Monthly Archives: June 2008

Moltke’s Value Matrix

Inspired by the post by Jeremy Meyer “Why it’s better to be lazy” I discovered an interesting conceptual view on how military staff was classified by General von Moltke’s Value Matrix:


“There are only four types of officer. First, there are the lazy, stupid ones. Leave them alone, they do no harm…Second, there are the hard- working, intelligent ones. They make excellent staff officers, ensuring that every detail is properly considered. Third, there are the hard- working, stupid ones. These people are a menace and must be fired at once. They create irrelevant work for everybody. Finally, there are the intelligent, lazy ones. They are suited for the highest office.

General Erich Von Manstein (1887-1973) on the German Officer Corps”

If we transfer this into our world, it would look something like this:
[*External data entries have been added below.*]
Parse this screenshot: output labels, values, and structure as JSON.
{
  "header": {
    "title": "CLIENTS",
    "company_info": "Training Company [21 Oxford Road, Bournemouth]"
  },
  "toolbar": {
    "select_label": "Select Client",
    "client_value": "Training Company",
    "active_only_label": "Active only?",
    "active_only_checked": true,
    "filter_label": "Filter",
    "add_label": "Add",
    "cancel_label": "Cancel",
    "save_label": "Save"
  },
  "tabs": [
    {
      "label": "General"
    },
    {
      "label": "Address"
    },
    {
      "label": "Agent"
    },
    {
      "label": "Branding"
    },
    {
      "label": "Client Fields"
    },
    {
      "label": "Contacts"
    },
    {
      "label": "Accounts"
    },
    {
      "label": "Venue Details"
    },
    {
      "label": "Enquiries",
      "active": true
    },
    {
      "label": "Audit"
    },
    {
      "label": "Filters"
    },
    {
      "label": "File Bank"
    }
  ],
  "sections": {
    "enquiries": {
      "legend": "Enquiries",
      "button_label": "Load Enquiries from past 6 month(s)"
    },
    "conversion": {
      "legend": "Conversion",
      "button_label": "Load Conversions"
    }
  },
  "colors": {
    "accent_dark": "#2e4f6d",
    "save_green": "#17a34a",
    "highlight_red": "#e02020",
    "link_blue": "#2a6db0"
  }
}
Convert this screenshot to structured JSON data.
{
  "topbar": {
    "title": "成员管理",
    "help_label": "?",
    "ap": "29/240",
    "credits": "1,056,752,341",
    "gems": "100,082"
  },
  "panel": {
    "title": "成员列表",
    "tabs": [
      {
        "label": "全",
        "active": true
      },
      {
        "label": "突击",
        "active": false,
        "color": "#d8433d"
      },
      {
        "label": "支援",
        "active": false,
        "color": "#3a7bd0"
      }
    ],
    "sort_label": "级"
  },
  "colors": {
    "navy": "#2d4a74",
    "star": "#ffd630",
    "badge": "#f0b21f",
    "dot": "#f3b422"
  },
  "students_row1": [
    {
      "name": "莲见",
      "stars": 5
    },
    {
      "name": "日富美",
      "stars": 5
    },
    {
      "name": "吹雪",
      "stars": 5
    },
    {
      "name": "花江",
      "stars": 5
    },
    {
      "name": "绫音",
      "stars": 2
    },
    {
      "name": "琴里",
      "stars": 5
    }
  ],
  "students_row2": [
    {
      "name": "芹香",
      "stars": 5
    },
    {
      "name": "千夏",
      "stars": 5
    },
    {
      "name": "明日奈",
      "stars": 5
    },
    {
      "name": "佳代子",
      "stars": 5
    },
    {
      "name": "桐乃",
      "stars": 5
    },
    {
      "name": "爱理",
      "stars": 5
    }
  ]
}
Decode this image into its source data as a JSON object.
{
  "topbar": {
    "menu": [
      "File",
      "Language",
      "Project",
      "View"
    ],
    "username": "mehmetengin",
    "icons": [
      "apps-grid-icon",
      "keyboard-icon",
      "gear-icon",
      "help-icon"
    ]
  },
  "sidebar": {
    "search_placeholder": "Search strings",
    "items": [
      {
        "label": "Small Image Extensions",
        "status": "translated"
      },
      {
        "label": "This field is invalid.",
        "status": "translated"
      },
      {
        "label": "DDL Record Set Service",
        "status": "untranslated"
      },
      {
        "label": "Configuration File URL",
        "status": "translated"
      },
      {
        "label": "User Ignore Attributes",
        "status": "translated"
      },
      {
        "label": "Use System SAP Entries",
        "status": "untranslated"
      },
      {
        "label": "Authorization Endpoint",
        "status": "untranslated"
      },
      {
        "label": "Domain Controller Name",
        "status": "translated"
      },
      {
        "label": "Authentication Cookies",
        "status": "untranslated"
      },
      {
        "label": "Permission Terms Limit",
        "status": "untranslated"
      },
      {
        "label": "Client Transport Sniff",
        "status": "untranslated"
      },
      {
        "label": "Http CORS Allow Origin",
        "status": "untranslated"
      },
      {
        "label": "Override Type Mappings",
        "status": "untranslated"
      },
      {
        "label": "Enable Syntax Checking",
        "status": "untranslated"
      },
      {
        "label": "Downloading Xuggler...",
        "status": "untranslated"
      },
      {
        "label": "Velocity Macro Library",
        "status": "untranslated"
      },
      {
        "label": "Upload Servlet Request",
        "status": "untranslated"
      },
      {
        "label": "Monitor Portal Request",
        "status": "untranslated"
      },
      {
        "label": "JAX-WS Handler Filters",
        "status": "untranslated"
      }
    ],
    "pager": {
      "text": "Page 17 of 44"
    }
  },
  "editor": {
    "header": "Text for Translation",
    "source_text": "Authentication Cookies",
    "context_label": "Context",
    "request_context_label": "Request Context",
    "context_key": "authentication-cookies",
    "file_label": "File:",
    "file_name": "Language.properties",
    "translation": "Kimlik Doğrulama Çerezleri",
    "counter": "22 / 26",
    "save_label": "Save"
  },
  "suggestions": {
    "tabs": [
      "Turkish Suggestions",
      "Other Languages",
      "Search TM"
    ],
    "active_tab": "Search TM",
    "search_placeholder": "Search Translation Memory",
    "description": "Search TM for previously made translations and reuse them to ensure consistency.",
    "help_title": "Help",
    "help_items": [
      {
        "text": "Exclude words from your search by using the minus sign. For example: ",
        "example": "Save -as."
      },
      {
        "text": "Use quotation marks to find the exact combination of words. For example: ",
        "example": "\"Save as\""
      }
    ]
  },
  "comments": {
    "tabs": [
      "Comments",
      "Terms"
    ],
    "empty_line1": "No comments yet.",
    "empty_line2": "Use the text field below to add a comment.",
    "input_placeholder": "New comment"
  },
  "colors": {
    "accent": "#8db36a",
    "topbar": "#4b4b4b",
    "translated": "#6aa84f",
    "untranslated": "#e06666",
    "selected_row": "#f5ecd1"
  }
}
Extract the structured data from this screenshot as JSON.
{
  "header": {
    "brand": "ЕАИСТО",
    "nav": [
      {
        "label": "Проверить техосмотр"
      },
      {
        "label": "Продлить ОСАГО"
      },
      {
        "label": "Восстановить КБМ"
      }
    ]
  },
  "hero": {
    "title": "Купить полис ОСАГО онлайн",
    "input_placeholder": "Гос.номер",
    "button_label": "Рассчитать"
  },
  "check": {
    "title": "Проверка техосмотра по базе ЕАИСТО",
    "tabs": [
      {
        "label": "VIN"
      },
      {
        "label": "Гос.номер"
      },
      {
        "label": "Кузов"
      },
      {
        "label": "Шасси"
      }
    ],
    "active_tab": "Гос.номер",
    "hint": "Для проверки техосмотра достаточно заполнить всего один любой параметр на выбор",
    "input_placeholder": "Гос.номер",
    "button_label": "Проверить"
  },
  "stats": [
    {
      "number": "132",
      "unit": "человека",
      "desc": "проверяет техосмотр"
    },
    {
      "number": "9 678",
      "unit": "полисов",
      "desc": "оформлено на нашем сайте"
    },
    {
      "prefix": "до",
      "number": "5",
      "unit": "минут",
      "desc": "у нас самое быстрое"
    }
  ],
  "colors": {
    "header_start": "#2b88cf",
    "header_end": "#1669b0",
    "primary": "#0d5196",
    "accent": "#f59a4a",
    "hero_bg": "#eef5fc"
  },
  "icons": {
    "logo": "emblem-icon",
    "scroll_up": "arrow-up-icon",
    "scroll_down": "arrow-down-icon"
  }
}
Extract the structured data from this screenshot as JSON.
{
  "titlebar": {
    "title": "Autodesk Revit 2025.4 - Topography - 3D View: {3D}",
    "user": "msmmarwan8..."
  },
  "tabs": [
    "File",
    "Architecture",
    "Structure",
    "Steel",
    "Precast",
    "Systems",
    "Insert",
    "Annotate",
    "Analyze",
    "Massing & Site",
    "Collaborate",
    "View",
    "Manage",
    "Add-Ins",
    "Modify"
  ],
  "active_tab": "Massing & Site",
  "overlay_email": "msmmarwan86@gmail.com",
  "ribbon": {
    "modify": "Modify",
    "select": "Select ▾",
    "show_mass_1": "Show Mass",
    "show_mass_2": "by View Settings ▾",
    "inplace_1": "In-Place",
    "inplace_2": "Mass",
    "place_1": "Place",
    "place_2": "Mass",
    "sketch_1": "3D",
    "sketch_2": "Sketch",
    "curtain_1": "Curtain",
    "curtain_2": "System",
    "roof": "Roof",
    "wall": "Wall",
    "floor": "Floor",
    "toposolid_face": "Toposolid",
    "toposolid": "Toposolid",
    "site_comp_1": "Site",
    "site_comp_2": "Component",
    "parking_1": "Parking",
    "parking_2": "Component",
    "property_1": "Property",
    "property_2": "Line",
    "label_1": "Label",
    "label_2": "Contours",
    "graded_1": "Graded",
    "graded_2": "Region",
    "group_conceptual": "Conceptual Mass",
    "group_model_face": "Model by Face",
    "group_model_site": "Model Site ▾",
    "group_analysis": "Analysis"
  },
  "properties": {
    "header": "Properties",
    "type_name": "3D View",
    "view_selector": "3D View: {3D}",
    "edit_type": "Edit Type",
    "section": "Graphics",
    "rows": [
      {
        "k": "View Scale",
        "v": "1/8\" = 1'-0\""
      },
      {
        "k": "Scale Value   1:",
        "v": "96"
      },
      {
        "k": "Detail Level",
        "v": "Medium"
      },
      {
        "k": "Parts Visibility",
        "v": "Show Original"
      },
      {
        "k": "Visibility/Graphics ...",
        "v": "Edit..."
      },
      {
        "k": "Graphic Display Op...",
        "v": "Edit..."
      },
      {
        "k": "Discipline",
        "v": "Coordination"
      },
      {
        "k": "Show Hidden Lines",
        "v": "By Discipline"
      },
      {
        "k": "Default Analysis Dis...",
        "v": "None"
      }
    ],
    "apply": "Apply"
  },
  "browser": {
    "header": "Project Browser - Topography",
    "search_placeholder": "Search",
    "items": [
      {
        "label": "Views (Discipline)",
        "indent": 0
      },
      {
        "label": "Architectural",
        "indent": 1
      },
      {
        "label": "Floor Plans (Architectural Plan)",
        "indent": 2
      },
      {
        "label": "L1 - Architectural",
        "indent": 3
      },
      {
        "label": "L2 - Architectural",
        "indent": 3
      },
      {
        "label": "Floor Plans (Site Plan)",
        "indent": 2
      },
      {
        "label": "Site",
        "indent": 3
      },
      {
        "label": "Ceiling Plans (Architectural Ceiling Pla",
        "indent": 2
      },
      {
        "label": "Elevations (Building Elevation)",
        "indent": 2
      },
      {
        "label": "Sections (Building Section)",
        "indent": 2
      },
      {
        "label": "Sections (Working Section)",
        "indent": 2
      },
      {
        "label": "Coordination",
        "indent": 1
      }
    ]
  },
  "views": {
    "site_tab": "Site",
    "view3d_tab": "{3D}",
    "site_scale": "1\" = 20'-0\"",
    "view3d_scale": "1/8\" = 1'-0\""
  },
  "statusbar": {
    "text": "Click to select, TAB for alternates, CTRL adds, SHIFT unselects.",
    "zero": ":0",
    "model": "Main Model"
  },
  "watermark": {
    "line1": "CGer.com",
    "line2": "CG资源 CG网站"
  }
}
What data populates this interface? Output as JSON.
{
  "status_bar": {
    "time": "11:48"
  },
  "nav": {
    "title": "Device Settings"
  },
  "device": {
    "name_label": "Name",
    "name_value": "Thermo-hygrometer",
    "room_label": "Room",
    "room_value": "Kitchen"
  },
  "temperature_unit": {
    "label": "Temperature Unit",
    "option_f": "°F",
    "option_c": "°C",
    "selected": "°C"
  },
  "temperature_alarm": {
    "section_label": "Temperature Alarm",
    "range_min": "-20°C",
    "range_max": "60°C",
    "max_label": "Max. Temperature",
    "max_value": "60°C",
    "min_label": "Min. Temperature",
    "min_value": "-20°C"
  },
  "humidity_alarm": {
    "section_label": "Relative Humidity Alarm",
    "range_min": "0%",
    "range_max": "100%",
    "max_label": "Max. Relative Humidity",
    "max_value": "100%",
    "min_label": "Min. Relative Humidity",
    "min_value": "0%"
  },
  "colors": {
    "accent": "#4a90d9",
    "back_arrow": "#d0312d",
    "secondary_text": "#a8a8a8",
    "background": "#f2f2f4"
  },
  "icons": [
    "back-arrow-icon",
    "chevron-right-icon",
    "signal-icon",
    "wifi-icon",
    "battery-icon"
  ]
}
  • Smart + Lazy: Innovative type that does not rush into things. He figures out the easiest way to accomplish a goal. Has a strategic mind and long-term view. Is a good leader.
  • Smart + Active: Follows opportunities as they arise in realtime. A manager type. His intelligence is sometimes diluted being confused by too many parallel things and lack of discipline to focus. Gets lots of stuff done. Not a great leader.
  • Stupid + Lazy: Follows orders. Does not show too much own initiative. Operative administration type. Often inherits value created by the Smart-Actives. Does no harm on teams. Performs in a consistent predictable manner.
  • Stupid + Active: Dangerous type. Does not follow orders, makes mistakes and pursues his own agenda. Default behaviour is to act in absence of skill. Causes all kinds of trouble.

I’m sure, while reading, you already thought about some of your colleagues to be a good fit into one of the 4 categories ;).

Start longer running Jobs with screen

On the command line if you close a console with a running job, you kill the job. This is different with the tool ‘screen’, where you can attach and detach from a ‘screen’ without terminating it. You can even start a job in a screen on another machine, detatch, travel somewhere else and re-attach to it on another machine.

If you do not have screen yet, install it on your Debian box with: apt-get install screen

Commands:

  • screen -S indexing – Create a screen with name ‘indexing’.
  • screen -ls – Show available screens.
  • screen -r indexing – Re-attach to the screen ‘indexing’.
  • Strg-A, Strg-D – Detatch from a current screen (without terminating it).
  • exit OR Strg-D – Exit from a current screen. This terminates the screen session.

Concat many Files on Command Line into One

Case: I had many .sql-files from a backup containing one table-dump each which should be loaded into another MySql-DB.

Simply using phpMyAdmin would not have worked with regard to the size of the tables. So I was thinking about a way to do it on the commandline under Linux. A foreach-solution would have caused me to enter the MySql password for each file… which was what I wanted to avoid since the DB contained 70 tables.

Solution: I concatenated all .sql files into one and imported it into MySql in one go. Supposed your present working directory is the directory containing all .sql-files do the following:

cat *.sql >> ../complete_dump.sql;
cd ..;
mysql my_database -h mysql_host -u myuser -p < complete_dump.sql;
password: ****

And your’re done!

Debug your SOAP Web Service

In search of a tool to debug client-server communication of a client’s SOAP webservice, I found SOAPUI:

http://www.soapui.org

Click the button “Click here to webstart now” on the page to open the application through Java Web Start from your browser.

How to test your webservice:

  • File / New WSDL Project…
  • Enter URL of your WSDL, for example http://api.google.com/GoogleSearch.wsdl
  • SOAPUI retrieves the WSDL and shows available methods, for example doGoogleSearch().
  • Select the child ‘Request1′ of the method you would like to test. You will see the XML of the SOAP-request with ‘?’ where you can put values of available parameters.
  • As long as there is no endpoint set, you can not click the green ‘submit request’ arrow button. If you see no endpoint when testing your WS, set the URL of your server-script at the top of the request window.
  • On every submit you see the result from the server on the right side.

If you take a deeper look at SOAPUI you will find many more useful features around debugging of your web services.

Happy debugging!